* Problem description
Copy out every record below exactly as written, but leave out any pictures.

* Record extracts
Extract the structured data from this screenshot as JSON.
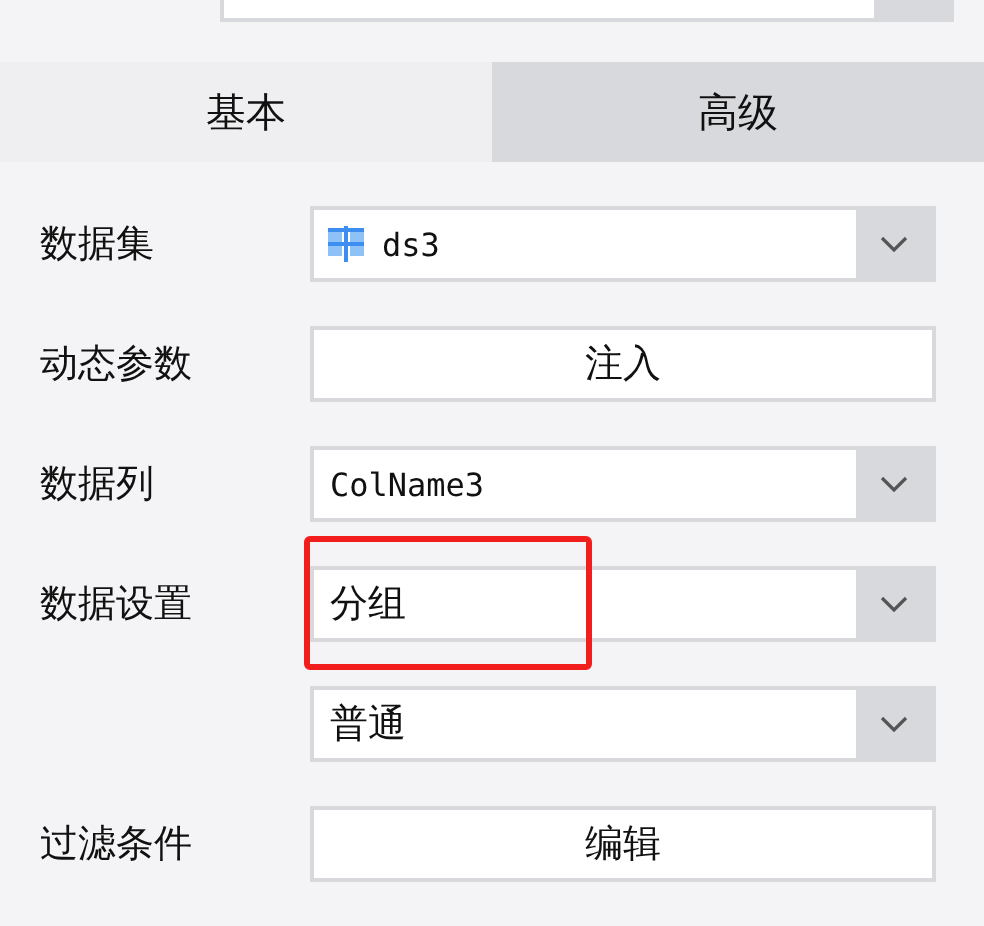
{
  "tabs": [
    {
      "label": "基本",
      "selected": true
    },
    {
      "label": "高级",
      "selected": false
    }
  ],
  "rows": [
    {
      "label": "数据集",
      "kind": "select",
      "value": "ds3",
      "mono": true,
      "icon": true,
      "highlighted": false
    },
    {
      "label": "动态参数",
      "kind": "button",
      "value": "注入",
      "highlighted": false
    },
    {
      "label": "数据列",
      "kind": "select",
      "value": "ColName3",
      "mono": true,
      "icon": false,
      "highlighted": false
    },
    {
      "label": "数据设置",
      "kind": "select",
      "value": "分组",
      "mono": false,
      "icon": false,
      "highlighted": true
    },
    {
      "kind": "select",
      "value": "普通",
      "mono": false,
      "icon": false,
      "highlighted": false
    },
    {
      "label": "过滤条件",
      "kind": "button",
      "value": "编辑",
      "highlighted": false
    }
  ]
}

* Output of the exercise
Extract the structured data from this screenshot as JSON.
{
  "tabs": [
    {
      "label": "基本",
      "selected": true
    },
    {
      "label": "高级",
      "selected": false
    }
  ],
  "rows": [
    {
      "label": "数据集",
      "kind": "select",
      "value": "ds3",
      "mono": true,
      "icon": true,
      "highlighted": false
    },
    {
      "label": "动态参数",
      "kind": "button",
      "value": "注入",
      "highlighted": false
    },
    {
      "label": "数据列",
      "kind": "select",
      "value": "ColName3",
      "mono": true,
      "icon": false,
      "highlighted": false
    },
    {
      "label": "数据设置",
      "kind": "select",
      "value": "分组",
      "mono": false,
      "icon": false,
      "highlighted": true
    },
    {
      "kind": "select",
      "value": "普通",
      "mono": false,
      "icon": false,
      "highlighted": false
    },
    {
      "label": "过滤条件",
      "kind": "button",
      "value": "编辑",
      "highlighted": false
    }
  ]
}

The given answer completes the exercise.